§ WHAT THIS TASK INVOLVES
From the entries that follow, report every line in which "label" occurs.

[Dataset rows describing interfaces]

──────────────────────────────

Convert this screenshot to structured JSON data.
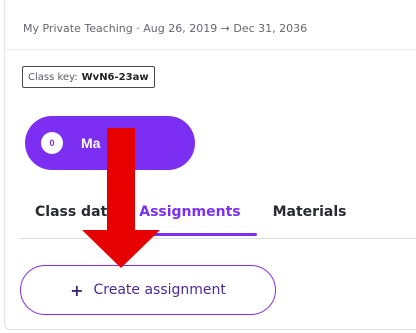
{
  "header": {
    "course_name": "My Private Teaching",
    "date_range": "· Aug 26, 2019 → Dec 31, 2036"
  },
  "class_key": {
    "label": "Class key:",
    "value": "WvN6-23aw"
  },
  "members_button": {
    "count": "0",
    "label": "Ma",
    "chevron": ">"
  },
  "tabs": [
    {
      "label": "Class dat",
      "active": false
    },
    {
      "label": "Assignments",
      "active": true
    },
    {
      "label": "Materials",
      "active": false
    }
  ],
  "create_button": {
    "icon": "plus-icon",
    "label": "Create assignment"
  },
  "colors": {
    "accent": "#7c2ff2",
    "annotation_arrow": "#e60000"
  }
}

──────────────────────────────

§ SOLVED PROBLEM
    "label": "Class key:",
    "label": "Ma",
      "label": "Class dat",
      "label": "Assignments",
      "label": "Materials",
    "label": "Create assignment"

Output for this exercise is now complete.